Her most recent work has seen a shift from thread to delicate arrangements of stone, yet another indication of an unquenchable thirst behind her artistic output. On the surface the shift may seem to be one that has taken Lawty away from fabric, but many of the principles remain the same: the gathering of tiny parts into a unified whole, an ongoing search for depth, intricacy and texture, the contemplative peace that comes from precise, engrossing labour. That Lawty has referred to the inspirational motifs found in the ancient textiles as “images almost like fossils set in stone” gives some indication of the connection she is now exploring between the two materials. In fact, “dry weaving” is the term British Tapestry artist William Jefferies coined to capture Lawty’s weavings – an observation that again reminds us that the stone she is now using may not, in the final event, represent that great of a shift in her practice.

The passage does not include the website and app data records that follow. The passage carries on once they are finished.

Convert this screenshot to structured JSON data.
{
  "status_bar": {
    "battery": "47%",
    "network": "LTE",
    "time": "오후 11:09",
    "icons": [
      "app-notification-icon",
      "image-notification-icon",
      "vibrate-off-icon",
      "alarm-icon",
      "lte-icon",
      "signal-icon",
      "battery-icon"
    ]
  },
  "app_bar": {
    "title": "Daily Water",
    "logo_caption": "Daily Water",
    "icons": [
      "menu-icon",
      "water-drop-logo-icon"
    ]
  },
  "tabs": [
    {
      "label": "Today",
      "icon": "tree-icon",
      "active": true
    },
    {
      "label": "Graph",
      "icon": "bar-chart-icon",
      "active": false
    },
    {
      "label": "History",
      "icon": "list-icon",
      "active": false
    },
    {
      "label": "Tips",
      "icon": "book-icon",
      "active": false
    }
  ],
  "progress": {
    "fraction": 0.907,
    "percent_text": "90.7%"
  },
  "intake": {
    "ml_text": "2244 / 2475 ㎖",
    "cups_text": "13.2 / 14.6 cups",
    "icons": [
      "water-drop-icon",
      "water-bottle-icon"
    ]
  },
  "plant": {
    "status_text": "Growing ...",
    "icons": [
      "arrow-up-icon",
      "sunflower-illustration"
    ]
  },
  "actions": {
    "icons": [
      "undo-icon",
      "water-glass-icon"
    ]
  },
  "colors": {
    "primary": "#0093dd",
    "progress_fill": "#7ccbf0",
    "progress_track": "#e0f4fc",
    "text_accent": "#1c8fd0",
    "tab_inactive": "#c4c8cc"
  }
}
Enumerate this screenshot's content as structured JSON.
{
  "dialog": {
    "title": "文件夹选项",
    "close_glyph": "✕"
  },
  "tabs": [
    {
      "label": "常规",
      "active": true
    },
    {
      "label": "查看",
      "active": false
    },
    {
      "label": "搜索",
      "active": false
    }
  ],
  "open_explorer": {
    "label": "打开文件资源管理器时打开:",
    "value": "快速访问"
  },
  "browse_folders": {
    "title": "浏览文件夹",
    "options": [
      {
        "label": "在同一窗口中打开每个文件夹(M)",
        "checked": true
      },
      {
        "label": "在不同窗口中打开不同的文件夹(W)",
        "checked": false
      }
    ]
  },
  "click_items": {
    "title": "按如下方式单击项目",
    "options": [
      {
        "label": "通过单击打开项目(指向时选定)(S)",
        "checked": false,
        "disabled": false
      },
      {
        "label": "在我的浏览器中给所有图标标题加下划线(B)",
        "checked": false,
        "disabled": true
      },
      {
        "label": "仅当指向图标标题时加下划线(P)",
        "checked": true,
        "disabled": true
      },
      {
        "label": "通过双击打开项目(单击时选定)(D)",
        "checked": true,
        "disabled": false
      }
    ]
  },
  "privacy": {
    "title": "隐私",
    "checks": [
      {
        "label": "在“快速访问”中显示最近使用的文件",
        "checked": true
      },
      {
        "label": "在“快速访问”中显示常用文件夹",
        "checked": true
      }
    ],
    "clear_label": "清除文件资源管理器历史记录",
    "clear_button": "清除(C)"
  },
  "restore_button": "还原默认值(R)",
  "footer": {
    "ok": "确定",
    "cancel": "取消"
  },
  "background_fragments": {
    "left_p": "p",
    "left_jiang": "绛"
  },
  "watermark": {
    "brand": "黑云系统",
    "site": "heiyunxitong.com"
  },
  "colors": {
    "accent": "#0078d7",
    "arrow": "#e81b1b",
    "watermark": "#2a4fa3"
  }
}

Sue Prichard, Curator of Contemporary Textiles at the V&A describes Lawty’s work, “not [as] fast food for the eye, but an intense and joyous celebration of the natural world, articulated in textural form.” And Lawty herself speaks of “journeys that begin even before you know you have started,” citing a childhood project in which she sorted the various pips of fruit and vegetables, carefully washed, dried and assembled into a mosaic: motions echoed decades later in her current work. But a thirst draws her on.
As part of her artist’s residency Lawty began a blog, recording the experience and her working practice through the threads of the World Wide Web. This experience has opened up yet another landscape, one that is no less intriguing to this artist despite its virtual existence. Describing in her blog the way that the most recent entry takes primary importance at the top of the screen, she observes, “Its not until a sense of positioning and proportion envelopes it as it gradually beds down into the context of the whole that you can fully assess the tone of what you have written.” She goes on to steal the words from my mouth, reflecting upon how she now understands this structure to also be that of weaving, allowing picks to “bed down” in the “context” of the whole cloth before their voice becomes clear.
For the future? Lawty is also looking to theatre and dance, intrigued with the possibilities that shadow and light might allow in a dynamic setting. Her materials look to be growing increasingly intangible, but just as reflection reveals the tangible links Lawty is making between stone and fibre, one suspects that these increasingly intangible interests will also reveal her ongoing quest for a quintessentially textile vocabulary.
See Sue Lawty’s blog at: http://www.vam.ac.uk/suelawty
Craft Arts International (No. 67, 2006: 57-61)